Entries taken from a collection.
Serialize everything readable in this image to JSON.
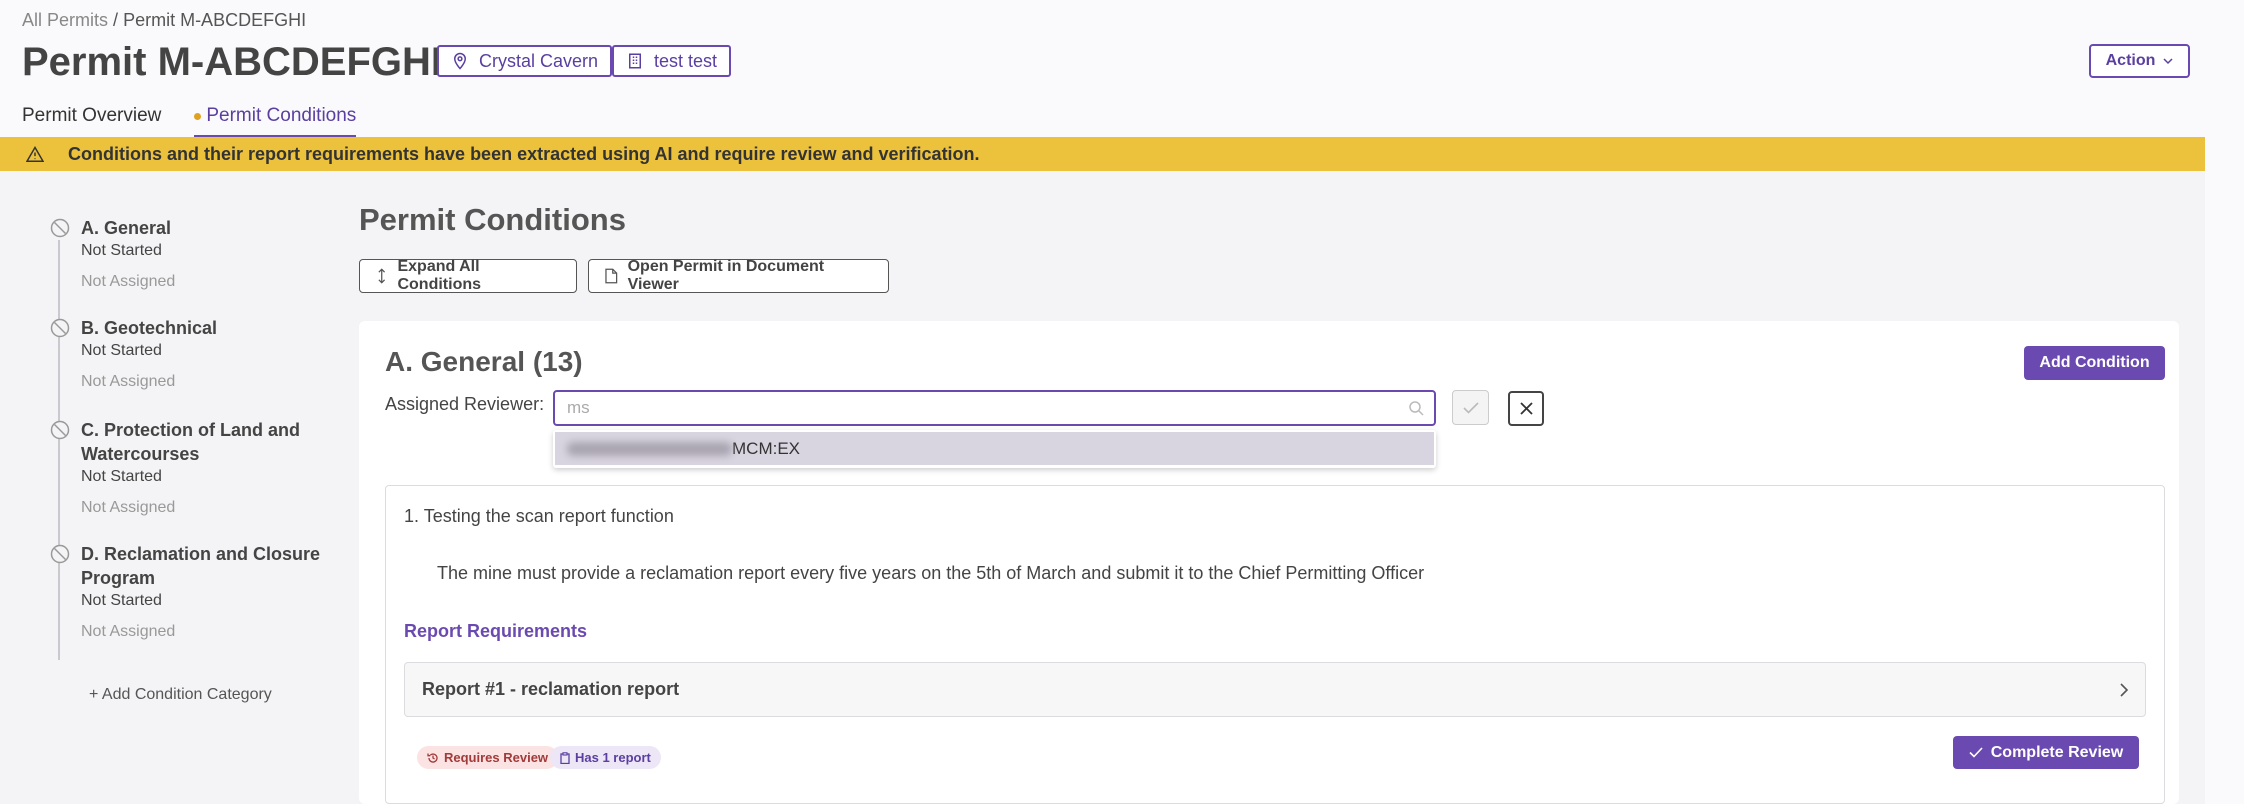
{
  "breadcrumb": {
    "root": "All Permits",
    "separator": "/",
    "current": "Permit M-ABCDEFGHI"
  },
  "header": {
    "title": "Permit M-ABCDEFGHI",
    "location_tag": "Crystal Cavern",
    "entity_tag": "test test",
    "action_label": "Action"
  },
  "tabs": [
    {
      "label": "Permit Overview",
      "active": false
    },
    {
      "label": "Permit Conditions",
      "active": true
    }
  ],
  "banner": {
    "text": "Conditions and their report requirements have been extracted using AI and require review and verification."
  },
  "sidebar": {
    "items": [
      {
        "name": "A. General",
        "status": "Not Started",
        "assignee": "Not Assigned"
      },
      {
        "name": "B. Geotechnical",
        "status": "Not Started",
        "assignee": "Not Assigned"
      },
      {
        "name": "C. Protection of Land and Watercourses",
        "status": "Not Started",
        "assignee": "Not Assigned"
      },
      {
        "name": "D. Reclamation and Closure Program",
        "status": "Not Started",
        "assignee": "Not Assigned"
      }
    ],
    "add_category": "+ Add Condition Category"
  },
  "main": {
    "title": "Permit Conditions",
    "expand_label": "Expand All Conditions",
    "open_viewer_label": "Open Permit in Document Viewer",
    "section": {
      "title": "A. General (13)",
      "add_condition_label": "Add Condition",
      "reviewer_label": "Assigned Reviewer:",
      "reviewer_value": "ms",
      "dropdown_option_suffix": "MCM:EX",
      "condition": {
        "title": "1.  Testing the scan report function",
        "text": "The mine must provide a reclamation report every five years on the 5th of March and submit it to the Chief Permitting Officer",
        "report_requirements_label": "Report Requirements",
        "report_row": "Report #1 - reclamation report",
        "badge_review": "Requires Review",
        "badge_report": "Has 1 report",
        "complete_label": "Complete Review"
      }
    }
  },
  "colors": {
    "accent": "#6a4ab0",
    "banner": "#ecc13c"
  }
}
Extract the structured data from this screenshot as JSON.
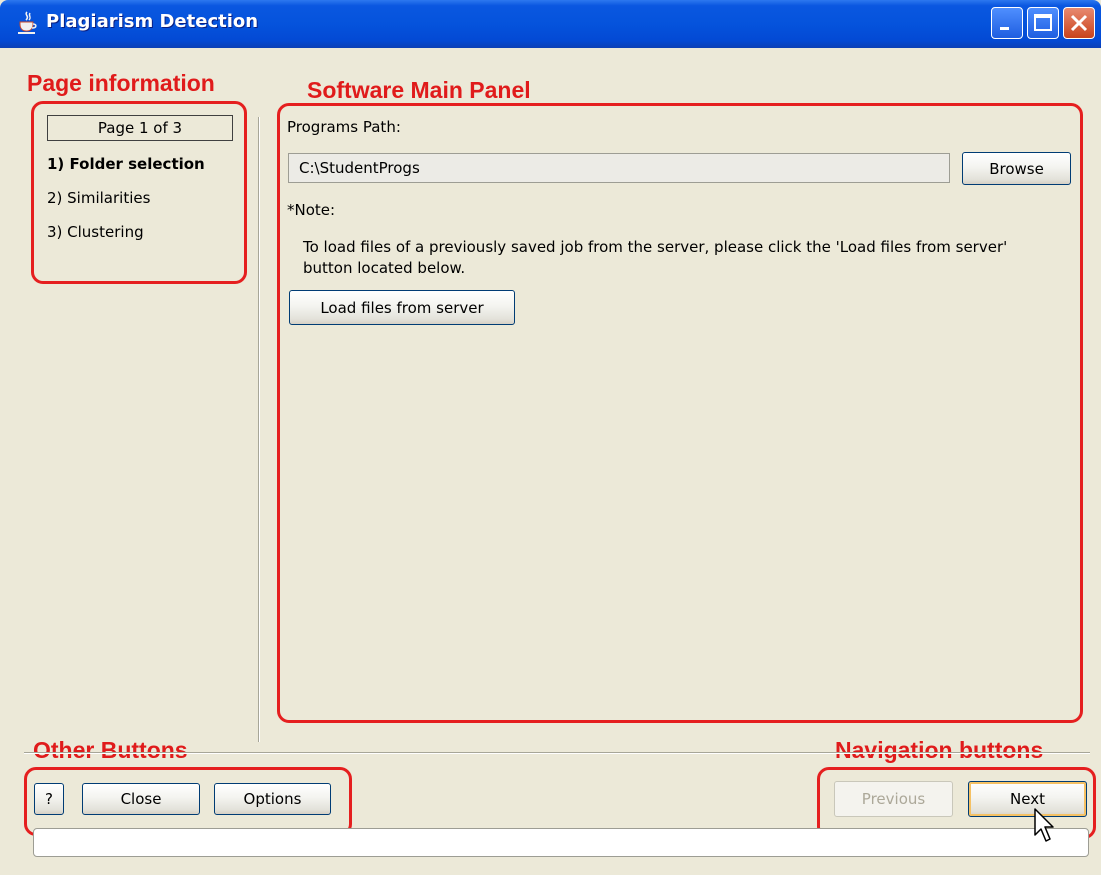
{
  "window": {
    "title": "Plagiarism Detection"
  },
  "annotations": {
    "page_information": "Page information",
    "software_main_panel": "Software Main Panel",
    "other_buttons": "Other Buttons",
    "navigation_buttons": "Navigation buttons",
    "color": "#e51f1f"
  },
  "sidebar": {
    "page_indicator": "Page 1 of 3",
    "steps": [
      {
        "label": "1) Folder selection",
        "active": true
      },
      {
        "label": "2) Similarities",
        "active": false
      },
      {
        "label": "3) Clustering",
        "active": false
      }
    ]
  },
  "main": {
    "programs_path_label": "Programs Path:",
    "programs_path_value": "C:\\StudentProgs",
    "browse_label": "Browse",
    "note_label": "*Note:",
    "note_line1": "To load files of a previously saved job from the server, please click the 'Load files from server'",
    "note_line2": "button located below.",
    "load_button_label": "Load files from server"
  },
  "footer": {
    "help_label": "?",
    "close_label": "Close",
    "options_label": "Options",
    "previous_label": "Previous",
    "next_label": "Next",
    "progress": 0
  },
  "icons": {
    "app": "java-coffee-cup-icon",
    "minimize": "minimize-icon",
    "maximize": "maximize-icon",
    "close": "close-icon",
    "cursor": "mouse-pointer-icon"
  }
}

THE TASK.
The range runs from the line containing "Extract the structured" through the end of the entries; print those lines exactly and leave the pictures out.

OUTPUT FOR THIS TASK.
Extract the structured data from this screenshot as JSON.
{
  "window": {
    "title": "Plagiarism Detection"
  },
  "annotations": {
    "page_information": "Page information",
    "software_main_panel": "Software Main Panel",
    "other_buttons": "Other Buttons",
    "navigation_buttons": "Navigation buttons",
    "color": "#e51f1f"
  },
  "sidebar": {
    "page_indicator": "Page 1 of 3",
    "steps": [
      {
        "label": "1) Folder selection",
        "active": true
      },
      {
        "label": "2) Similarities",
        "active": false
      },
      {
        "label": "3) Clustering",
        "active": false
      }
    ]
  },
  "main": {
    "programs_path_label": "Programs Path:",
    "programs_path_value": "C:\\StudentProgs",
    "browse_label": "Browse",
    "note_label": "*Note:",
    "note_line1": "To load files of a previously saved job from the server, please click the 'Load files from server'",
    "note_line2": "button located below.",
    "load_button_label": "Load files from server"
  },
  "footer": {
    "help_label": "?",
    "close_label": "Close",
    "options_label": "Options",
    "previous_label": "Previous",
    "next_label": "Next",
    "progress": 0
  },
  "icons": {
    "app": "java-coffee-cup-icon",
    "minimize": "minimize-icon",
    "maximize": "maximize-icon",
    "close": "close-icon",
    "cursor": "mouse-pointer-icon"
  }
}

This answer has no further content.